I made my way to the front of the lines for the two kinds of trees I really wanted, the crowd loud and pushy. The clerk filled a sack with my newly acquired treasures, giant sequoia and western red cedar. The sequoias are hard to find around here, and the cedar trees were a special treat. Cedars are hardy natives. Finding a good supply of cedar seedlings has been a challenge until a few years ago, when estuary restorationists began stirring up a heavy demand for them.
I order my coastal redwood seedlings from a nursery in Redwood Country, and I already have enough young starts this year for the plant sale. Their cousins, healthy giant sequoias, natives of the Sierra Nevada, were a surprise and I eagerly added five to my treasure bag. These trees do well in the Northwest, with trees as old as one hundred fifty years thriving throughout western Oregon. My neighbor’s row of these little giants add a special beauty to the neighborhood.
On my way to check out, I spotted some healthy nine-bark saplings, natives that have startling purple leaves and multi-colored bark, and grow well around my trees and other shrubs. A good supply is hard to find, so I snapped up some of them, too. I’d make room for them in my almost filled up young forest.
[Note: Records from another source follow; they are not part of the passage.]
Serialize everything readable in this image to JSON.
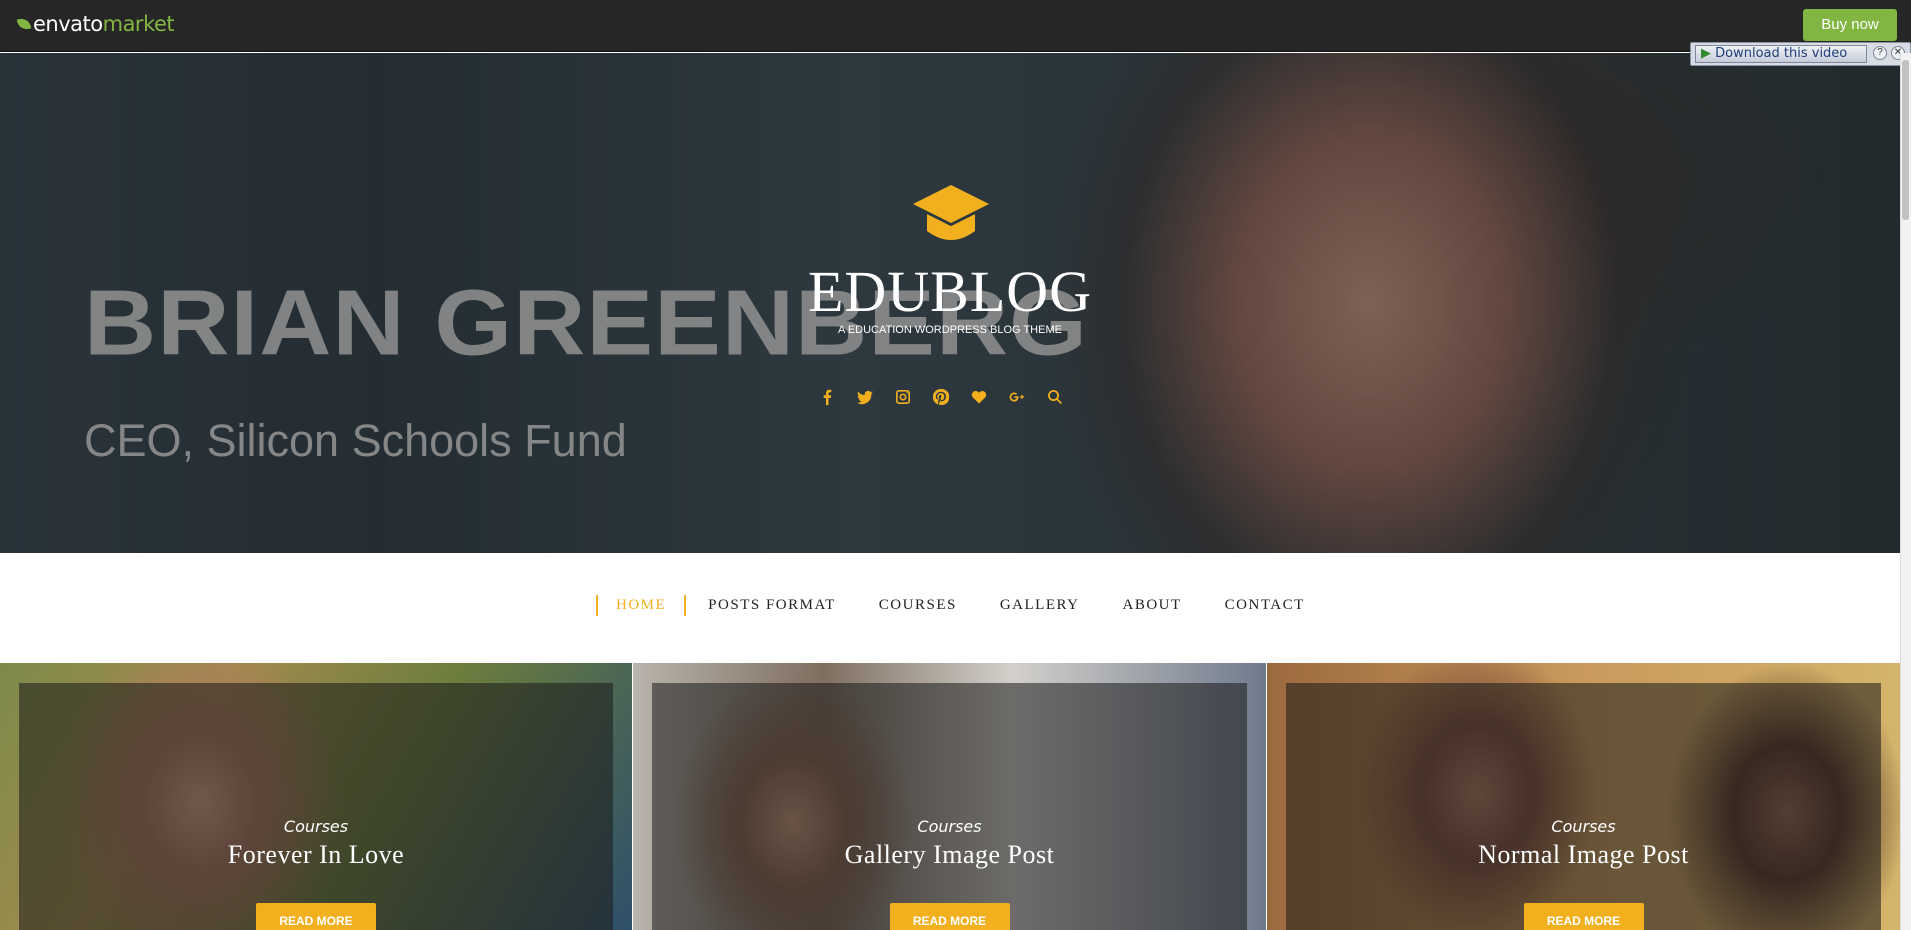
{
  "topbar": {
    "brand_envato": "envato",
    "brand_market": "market",
    "buy_label": "Buy now"
  },
  "download_bar": {
    "label": "Download this video",
    "help": "?",
    "close": "✕"
  },
  "hero": {
    "video_name": "BRIAN GREENBERG",
    "video_role": "CEO, Silicon Schools Fund",
    "site_title": "EDUBLOG",
    "site_tagline": "A EDUCATION WORDPRESS BLOG THEME",
    "social_icons": [
      "facebook-icon",
      "twitter-icon",
      "instagram-icon",
      "pinterest-icon",
      "heart-icon",
      "google-plus-icon",
      "search-icon"
    ]
  },
  "nav": {
    "items": [
      {
        "label": "HOME"
      },
      {
        "label": "POSTS FORMAT"
      },
      {
        "label": "COURSES"
      },
      {
        "label": "GALLERY"
      },
      {
        "label": "ABOUT"
      },
      {
        "label": "CONTACT"
      }
    ]
  },
  "cards": [
    {
      "category": "Courses",
      "title": "Forever In Love",
      "button": "READ MORE"
    },
    {
      "category": "Courses",
      "title": "Gallery Image Post",
      "button": "READ MORE"
    },
    {
      "category": "Courses",
      "title": "Normal Image Post",
      "button": "READ MORE"
    }
  ],
  "colors": {
    "accent": "#f2b01e",
    "envato_green": "#82b541",
    "topbar_bg": "#262626"
  }
}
The price was a steal, only $2 for each little seedling, about a third of what my regular suppliers charge. I was going to look around some more, but there was a small yet noisy crowd behind me and I didn’t want to hold things up. I quickly paid my modest bill for trees and headed back out through the maze of pickups, in various stages of mud-splattered late winter gunk, my hands clutching my treasures.
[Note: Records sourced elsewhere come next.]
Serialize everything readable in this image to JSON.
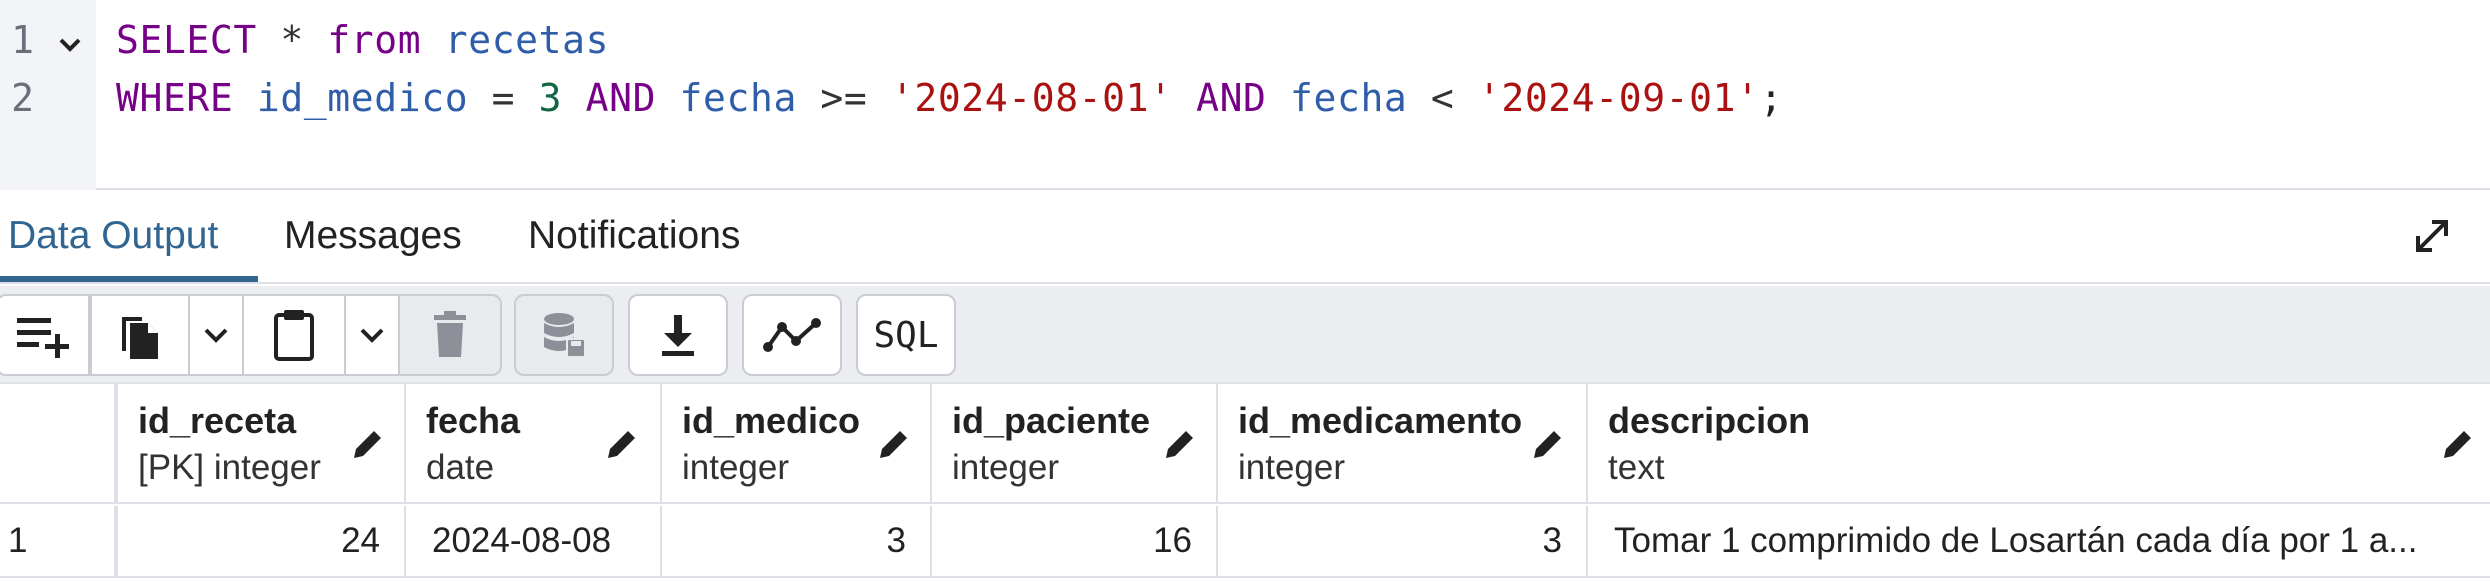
{
  "editor": {
    "line_numbers": [
      "1",
      "2"
    ],
    "line1": {
      "kw1": "SELECT",
      "star": "*",
      "kw2": "from",
      "table": "recetas"
    },
    "line2": {
      "kw_where": "WHERE",
      "col1": "id_medico",
      "eq": "=",
      "val1": "3",
      "and1": "AND",
      "col2": "fecha",
      "ge": ">=",
      "date1": "'2024-08-01'",
      "and2": "AND",
      "col3": "fecha",
      "lt": "<",
      "date2": "'2024-09-01'",
      "semi": ";"
    }
  },
  "tabs": {
    "items": [
      "Data Output",
      "Messages",
      "Notifications"
    ],
    "active": "Data Output"
  },
  "toolbar": {
    "sql_label": "SQL",
    "icons": [
      "add-row-icon",
      "copy-icon",
      "chevron-down-icon",
      "paste-icon",
      "chevron-down-icon",
      "delete-icon",
      "save-data-icon",
      "download-icon",
      "graph-icon",
      "sql-icon"
    ]
  },
  "grid": {
    "columns": [
      {
        "name": "id_receta",
        "type": "[PK] integer"
      },
      {
        "name": "fecha",
        "type": "date"
      },
      {
        "name": "id_medico",
        "type": "integer"
      },
      {
        "name": "id_paciente",
        "type": "integer"
      },
      {
        "name": "id_medicamento",
        "type": "integer"
      },
      {
        "name": "descripcion",
        "type": "text"
      }
    ],
    "rows": [
      {
        "num": "1",
        "cells": [
          "24",
          "2024-08-08",
          "3",
          "16",
          "3",
          "Tomar 1 comprimido de Losartán cada día por 1 a..."
        ]
      }
    ]
  },
  "colors": {
    "accent": "#326690",
    "keyword": "#770088",
    "identifier": "#2f5da8",
    "number": "#116644",
    "string": "#aa1111"
  }
}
I knew I needed to get them potted up soon, their roots bare and freshly liberated from their plastic tubes and trays of the tree propagators’ world. And, I needed more pots and some good potting soil, too. On the way out of town, I stopped for those essentials, spending more for pots and soil than I paid for the trees. Money well spent, of course, looking at the long term. Cedars can live for over a thousand years, and giant sequoias can be around for three times as long, my purchases being a modest investment in creating a legacy.
There are all the newly trendy reasons to plant trees, of course: trees are great carbons sinks; they filter the air, produce oxygen, improve water and soil quality in the forest; provide habitat for forest creatures, etc. Those are all great things, but ultimately, they are beautiful. Adding trees to our corner of the earth is simply good for its own sake. And, a good thing to be doing on this “extra day”.
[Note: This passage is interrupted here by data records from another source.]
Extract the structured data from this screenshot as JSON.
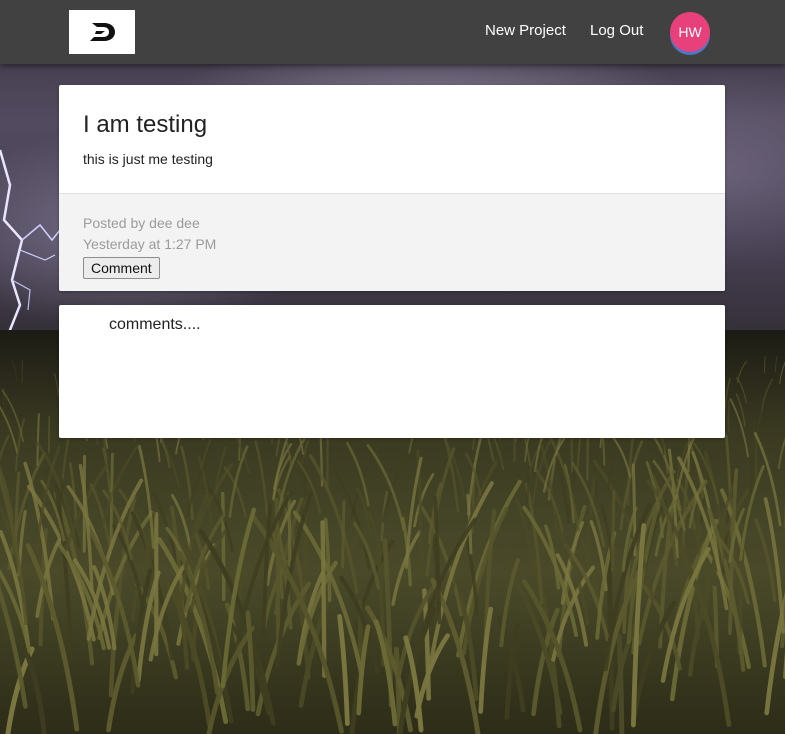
{
  "navbar": {
    "logo_icon": "brand-logo-d",
    "links": {
      "new_project": "New Project",
      "log_out": "Log Out"
    },
    "avatar_initials": "HW",
    "colors": {
      "navbar_bg": "#414141",
      "avatar_bg": "#e8407a",
      "avatar_accent": "#4a78c8"
    }
  },
  "post": {
    "title": "I am testing",
    "body": "this is just me testing",
    "posted_by": "Posted by dee dee",
    "timestamp": "Yesterday at 1:27 PM",
    "comment_button": "Comment"
  },
  "comments": {
    "label": "comments...."
  }
}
After my promised lunch, I rolled up to the public garden, nicely manicured and neatened after last week’s sunny days. The other people gathering for the talk arrived in their neat suburban sedans and nattily attired in “formal garden casual” — the only one clad in flannel and slightly dirty denim is me. My work boots still had traces of the mud from the messy tree sale. I was sure the two groups wouldn’t blend in well with each other.
The “rare and unusual perennial” crowd was, however, equally rowdy when it came to picking out our treasures to take home. After the lecture and slide show, we noisily crowded around the plants, on the verge of shoving and pushing to the point of getting out of control. Finally, realizing there were enough plants for all of us, we settled down and lined up quietly as the program speaker took our money and handed out environmentally correct paper bags for our loot. Just like the tree crowd, we could eventually shape up to be somewhat orderly and respectable, though there was that fundamental difference between paper and plastic.
I drove home, eager to get to work before the end of daylight, and quickly planted my ninebarks and potted up my trees. I even lightly mulched them in fir bark, simulating the forest environment that will eventually be their new home.
All that work in the chill of the late afternoon brought me to brew a cup of tea, and I kicked back, slipping off my work boots, contemplating the wonders and satisfactions of this “extra day”, and the long-term benefits of more trees to give out into the world.